▶ [What is required]:
Filter the entries down to the lines containing "languages", and copy those lines.

▶ [Supplied material]:
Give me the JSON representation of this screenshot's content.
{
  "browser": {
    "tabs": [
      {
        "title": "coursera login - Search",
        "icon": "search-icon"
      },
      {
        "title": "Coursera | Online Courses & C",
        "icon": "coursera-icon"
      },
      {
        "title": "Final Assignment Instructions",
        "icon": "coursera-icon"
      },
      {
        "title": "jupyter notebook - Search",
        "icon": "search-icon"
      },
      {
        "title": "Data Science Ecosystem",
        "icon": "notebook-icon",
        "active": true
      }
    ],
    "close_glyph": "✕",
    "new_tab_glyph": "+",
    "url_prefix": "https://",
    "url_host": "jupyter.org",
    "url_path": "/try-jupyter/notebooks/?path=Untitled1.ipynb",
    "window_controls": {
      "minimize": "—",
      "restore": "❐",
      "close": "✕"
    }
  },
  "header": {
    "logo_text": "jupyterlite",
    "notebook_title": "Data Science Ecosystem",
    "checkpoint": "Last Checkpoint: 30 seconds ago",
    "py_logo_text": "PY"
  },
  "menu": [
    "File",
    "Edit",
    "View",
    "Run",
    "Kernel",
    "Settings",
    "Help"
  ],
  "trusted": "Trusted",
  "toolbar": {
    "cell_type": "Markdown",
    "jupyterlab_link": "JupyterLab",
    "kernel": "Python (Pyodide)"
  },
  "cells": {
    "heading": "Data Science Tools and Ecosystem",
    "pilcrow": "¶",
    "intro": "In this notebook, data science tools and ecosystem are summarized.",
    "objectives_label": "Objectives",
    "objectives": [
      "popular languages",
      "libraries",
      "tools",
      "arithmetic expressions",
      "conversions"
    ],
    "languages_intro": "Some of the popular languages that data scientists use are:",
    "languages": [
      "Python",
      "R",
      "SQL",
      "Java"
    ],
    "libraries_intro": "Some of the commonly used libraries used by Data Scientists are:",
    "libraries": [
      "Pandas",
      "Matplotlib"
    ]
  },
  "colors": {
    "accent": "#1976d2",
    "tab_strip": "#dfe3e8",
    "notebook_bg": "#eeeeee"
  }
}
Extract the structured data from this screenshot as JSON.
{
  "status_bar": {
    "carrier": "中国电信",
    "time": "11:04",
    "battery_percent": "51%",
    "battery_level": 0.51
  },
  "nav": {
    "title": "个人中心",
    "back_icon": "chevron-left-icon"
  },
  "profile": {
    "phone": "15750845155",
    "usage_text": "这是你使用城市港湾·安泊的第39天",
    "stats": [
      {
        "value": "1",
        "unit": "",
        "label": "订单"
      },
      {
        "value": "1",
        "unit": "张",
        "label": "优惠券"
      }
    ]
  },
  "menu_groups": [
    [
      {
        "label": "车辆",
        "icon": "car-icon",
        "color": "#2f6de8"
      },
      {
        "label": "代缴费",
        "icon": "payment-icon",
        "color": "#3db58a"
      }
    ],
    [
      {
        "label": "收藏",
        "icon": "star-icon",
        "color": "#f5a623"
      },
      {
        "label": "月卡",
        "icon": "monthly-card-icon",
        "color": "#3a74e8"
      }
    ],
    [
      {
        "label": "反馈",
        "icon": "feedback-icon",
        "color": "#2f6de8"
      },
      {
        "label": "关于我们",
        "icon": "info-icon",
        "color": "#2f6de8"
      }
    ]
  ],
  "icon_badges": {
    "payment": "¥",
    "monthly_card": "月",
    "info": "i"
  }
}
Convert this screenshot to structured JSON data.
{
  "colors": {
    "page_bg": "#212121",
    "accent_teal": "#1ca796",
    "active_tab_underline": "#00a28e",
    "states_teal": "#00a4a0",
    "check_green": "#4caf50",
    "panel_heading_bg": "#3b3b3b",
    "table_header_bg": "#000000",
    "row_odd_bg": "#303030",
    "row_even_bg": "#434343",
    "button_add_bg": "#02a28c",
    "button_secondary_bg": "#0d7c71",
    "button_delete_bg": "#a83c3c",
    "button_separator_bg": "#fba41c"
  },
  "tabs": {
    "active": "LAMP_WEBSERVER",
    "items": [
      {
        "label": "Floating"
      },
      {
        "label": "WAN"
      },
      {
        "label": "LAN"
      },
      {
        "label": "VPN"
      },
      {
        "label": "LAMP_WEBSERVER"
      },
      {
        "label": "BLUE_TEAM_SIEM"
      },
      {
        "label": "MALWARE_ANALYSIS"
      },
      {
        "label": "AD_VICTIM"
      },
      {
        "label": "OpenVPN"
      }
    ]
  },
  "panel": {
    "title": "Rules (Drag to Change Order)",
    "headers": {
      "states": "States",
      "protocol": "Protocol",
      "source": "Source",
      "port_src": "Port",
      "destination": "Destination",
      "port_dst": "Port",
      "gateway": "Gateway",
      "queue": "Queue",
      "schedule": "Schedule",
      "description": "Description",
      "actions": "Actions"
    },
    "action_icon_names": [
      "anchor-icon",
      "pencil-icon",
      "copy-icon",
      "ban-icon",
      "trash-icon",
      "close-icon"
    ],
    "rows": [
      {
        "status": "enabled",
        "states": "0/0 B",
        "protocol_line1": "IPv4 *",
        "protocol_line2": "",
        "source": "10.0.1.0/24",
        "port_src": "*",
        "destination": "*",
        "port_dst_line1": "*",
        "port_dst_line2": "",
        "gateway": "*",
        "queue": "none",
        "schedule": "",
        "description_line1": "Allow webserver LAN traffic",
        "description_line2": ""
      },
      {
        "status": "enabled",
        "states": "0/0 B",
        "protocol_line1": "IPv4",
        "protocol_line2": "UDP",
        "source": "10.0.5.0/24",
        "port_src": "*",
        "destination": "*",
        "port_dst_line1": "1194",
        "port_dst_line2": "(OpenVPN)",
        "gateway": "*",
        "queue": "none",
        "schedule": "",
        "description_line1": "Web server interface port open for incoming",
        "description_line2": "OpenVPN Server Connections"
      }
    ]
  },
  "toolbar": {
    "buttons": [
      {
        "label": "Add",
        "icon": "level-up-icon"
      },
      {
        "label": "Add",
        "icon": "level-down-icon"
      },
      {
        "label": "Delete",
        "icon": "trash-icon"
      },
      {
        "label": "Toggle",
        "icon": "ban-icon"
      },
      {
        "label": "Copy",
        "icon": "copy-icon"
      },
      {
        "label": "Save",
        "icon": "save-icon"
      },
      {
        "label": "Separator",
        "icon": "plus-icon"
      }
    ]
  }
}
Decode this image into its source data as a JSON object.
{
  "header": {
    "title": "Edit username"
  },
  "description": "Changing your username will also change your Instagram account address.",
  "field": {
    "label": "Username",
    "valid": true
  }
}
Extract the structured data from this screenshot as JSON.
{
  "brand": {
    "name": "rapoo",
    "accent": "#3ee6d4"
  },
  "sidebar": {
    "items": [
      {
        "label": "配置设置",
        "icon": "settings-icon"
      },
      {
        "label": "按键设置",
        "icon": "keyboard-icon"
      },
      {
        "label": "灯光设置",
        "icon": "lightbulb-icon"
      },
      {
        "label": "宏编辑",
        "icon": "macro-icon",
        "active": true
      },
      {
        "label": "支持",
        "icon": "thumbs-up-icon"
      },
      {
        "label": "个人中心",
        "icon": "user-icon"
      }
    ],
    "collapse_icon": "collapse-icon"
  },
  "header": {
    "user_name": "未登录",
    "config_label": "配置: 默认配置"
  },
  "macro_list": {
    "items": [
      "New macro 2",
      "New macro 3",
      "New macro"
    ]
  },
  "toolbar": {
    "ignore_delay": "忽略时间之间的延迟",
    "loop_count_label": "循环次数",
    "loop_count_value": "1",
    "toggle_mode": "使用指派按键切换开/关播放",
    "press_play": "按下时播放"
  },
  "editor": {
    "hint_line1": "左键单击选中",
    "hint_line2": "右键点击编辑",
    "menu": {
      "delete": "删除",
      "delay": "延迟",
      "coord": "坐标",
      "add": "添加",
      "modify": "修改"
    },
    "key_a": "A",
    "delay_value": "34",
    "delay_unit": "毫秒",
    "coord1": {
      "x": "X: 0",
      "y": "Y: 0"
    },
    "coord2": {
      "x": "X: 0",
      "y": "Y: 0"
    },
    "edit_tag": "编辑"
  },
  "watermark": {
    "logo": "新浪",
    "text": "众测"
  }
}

▶ [Worked solution]:
      "popular languages",
    "languages_intro": "Some of the popular languages that data scientists use are:",
    "languages": [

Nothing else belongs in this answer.